##### Provided records #####

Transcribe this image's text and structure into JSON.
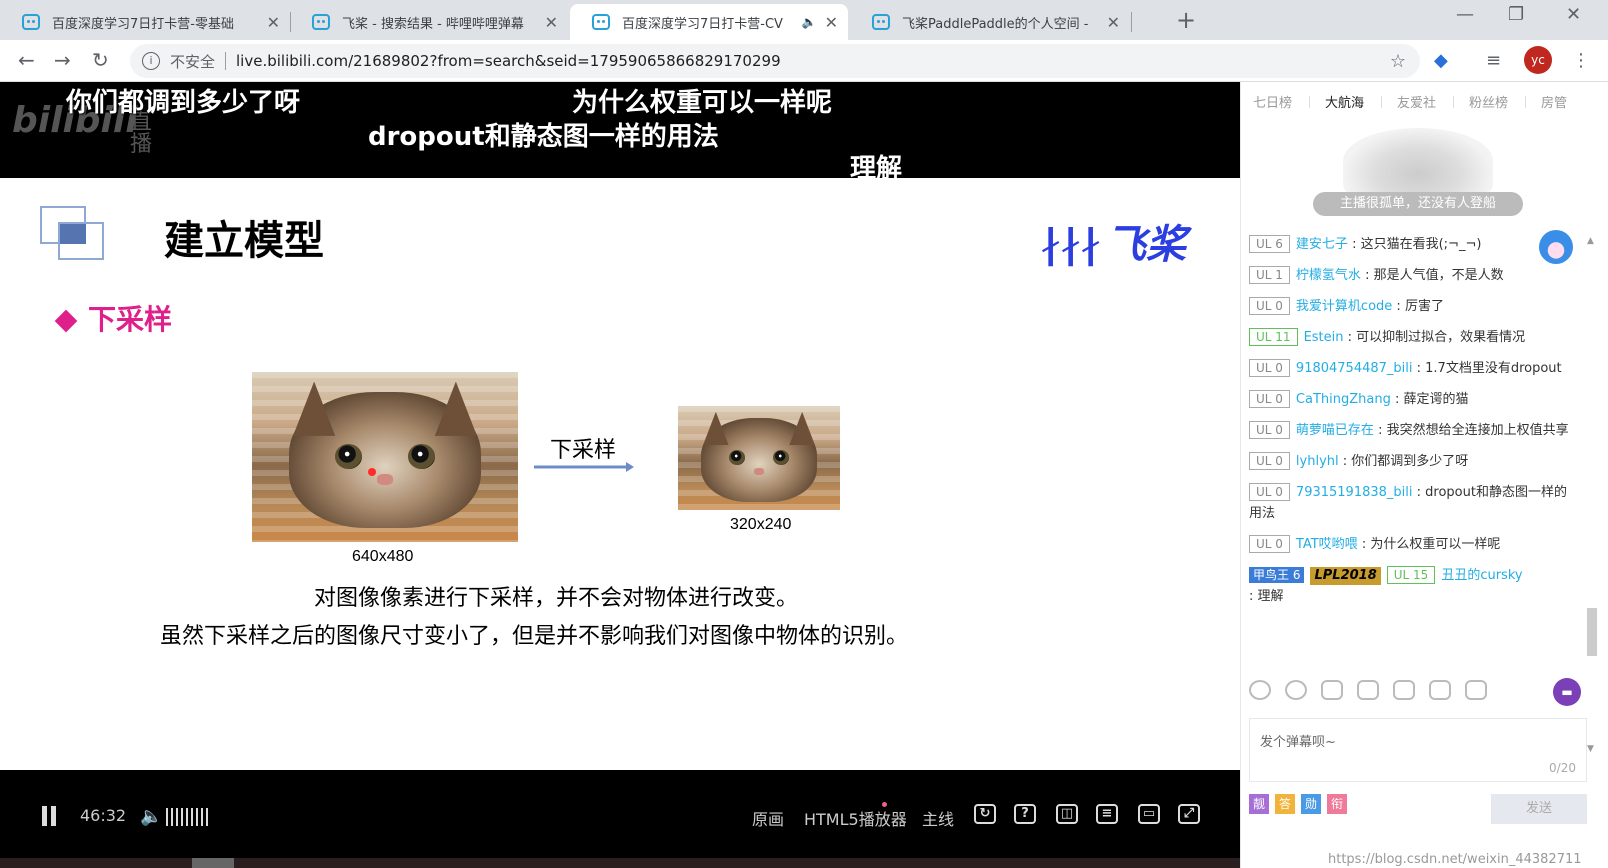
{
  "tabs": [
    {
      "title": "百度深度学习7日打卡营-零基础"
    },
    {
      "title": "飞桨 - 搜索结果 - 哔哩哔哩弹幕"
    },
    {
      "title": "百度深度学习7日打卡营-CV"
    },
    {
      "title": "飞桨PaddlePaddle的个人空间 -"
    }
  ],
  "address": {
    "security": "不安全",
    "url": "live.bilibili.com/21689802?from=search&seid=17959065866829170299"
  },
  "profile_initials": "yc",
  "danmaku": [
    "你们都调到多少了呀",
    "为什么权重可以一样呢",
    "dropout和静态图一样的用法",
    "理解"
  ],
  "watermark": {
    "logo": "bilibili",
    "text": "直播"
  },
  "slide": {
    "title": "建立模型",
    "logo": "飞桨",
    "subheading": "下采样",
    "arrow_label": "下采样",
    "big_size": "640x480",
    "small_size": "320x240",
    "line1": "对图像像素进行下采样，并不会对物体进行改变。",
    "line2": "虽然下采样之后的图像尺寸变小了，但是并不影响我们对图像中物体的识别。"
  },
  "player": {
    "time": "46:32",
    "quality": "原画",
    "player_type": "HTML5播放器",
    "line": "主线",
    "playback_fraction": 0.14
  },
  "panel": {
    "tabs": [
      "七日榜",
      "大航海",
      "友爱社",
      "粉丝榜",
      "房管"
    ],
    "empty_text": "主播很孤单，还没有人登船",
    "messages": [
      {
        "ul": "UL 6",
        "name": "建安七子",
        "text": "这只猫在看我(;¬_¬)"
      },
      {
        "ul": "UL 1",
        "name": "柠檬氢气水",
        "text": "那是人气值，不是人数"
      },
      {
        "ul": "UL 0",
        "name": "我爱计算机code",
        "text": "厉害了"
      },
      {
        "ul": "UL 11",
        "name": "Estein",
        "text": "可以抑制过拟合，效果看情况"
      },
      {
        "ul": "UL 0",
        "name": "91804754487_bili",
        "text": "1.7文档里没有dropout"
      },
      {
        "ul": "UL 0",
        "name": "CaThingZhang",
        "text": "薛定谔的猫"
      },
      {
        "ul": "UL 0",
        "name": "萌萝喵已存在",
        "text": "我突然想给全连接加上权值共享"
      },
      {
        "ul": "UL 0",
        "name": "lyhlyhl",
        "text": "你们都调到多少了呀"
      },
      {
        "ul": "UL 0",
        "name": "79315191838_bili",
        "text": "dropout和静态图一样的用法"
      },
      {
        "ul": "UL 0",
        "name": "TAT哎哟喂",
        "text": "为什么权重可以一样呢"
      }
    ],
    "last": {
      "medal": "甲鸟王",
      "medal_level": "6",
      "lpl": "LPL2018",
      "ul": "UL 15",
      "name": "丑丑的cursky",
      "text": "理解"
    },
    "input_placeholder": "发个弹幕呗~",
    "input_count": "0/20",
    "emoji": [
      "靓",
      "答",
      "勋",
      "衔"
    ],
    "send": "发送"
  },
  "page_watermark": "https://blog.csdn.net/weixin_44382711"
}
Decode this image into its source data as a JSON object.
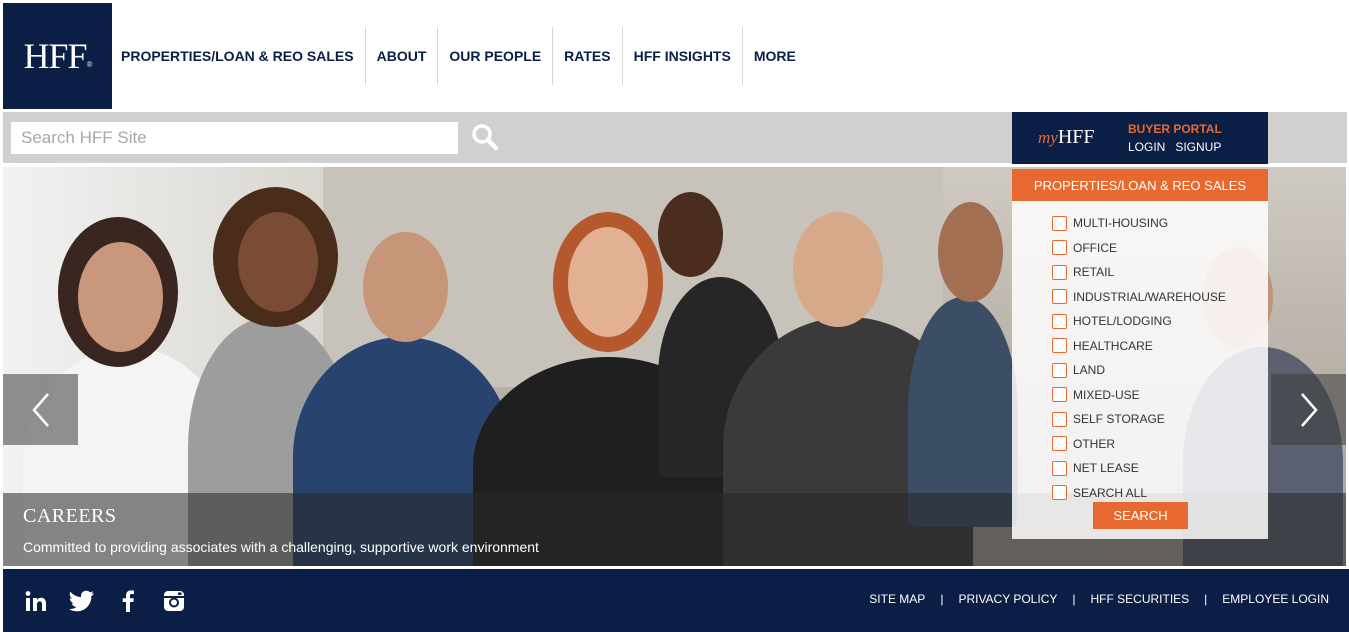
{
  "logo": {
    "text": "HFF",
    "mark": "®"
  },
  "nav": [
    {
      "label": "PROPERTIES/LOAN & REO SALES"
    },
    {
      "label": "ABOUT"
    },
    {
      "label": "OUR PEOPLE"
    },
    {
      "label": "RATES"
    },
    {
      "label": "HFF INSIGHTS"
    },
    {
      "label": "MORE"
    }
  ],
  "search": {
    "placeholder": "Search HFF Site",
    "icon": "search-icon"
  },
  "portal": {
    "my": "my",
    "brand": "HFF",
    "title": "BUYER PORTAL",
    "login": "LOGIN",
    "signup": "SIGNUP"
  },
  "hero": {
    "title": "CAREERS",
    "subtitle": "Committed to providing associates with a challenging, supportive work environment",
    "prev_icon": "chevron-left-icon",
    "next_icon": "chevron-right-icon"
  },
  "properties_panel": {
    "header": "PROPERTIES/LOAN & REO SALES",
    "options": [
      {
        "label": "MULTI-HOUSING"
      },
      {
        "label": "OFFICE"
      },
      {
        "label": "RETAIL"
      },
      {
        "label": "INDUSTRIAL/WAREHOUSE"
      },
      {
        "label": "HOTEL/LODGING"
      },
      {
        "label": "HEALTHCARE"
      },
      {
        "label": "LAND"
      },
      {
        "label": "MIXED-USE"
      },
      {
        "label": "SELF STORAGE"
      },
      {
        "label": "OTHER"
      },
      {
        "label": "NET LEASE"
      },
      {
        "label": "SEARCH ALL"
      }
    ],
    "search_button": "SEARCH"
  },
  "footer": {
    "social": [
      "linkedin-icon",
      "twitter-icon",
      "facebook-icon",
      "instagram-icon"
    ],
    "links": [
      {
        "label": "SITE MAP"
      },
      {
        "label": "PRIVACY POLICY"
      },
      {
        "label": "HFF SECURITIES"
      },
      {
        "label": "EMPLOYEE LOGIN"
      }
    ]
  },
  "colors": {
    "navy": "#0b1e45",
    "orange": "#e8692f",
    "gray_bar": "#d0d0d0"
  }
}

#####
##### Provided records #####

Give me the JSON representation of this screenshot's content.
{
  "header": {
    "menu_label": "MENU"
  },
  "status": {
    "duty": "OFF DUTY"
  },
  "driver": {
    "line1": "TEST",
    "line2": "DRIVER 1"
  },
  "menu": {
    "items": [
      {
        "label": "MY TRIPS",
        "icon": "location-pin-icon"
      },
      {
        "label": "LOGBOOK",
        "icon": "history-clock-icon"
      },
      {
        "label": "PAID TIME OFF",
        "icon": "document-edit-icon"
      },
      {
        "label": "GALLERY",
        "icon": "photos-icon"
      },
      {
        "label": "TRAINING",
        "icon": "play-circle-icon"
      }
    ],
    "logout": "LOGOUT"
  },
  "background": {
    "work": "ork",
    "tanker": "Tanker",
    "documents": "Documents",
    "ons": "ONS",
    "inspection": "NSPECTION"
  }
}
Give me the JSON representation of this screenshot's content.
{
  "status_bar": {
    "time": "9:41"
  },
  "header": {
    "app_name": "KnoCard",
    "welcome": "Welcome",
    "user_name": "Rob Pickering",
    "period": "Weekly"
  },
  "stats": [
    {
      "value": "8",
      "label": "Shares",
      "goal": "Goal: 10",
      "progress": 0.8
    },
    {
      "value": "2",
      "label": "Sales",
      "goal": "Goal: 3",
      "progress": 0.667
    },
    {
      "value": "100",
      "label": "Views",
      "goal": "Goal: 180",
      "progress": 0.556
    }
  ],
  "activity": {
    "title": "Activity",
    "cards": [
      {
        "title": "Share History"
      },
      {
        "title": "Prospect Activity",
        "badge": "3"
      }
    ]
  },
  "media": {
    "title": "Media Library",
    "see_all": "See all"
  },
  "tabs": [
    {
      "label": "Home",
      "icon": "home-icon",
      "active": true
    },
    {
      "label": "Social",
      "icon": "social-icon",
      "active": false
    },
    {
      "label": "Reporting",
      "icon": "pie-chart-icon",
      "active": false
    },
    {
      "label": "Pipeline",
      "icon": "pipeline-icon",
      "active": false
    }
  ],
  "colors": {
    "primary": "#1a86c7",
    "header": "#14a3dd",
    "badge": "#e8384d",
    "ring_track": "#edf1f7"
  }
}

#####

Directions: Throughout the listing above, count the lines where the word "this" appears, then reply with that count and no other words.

Task result: 4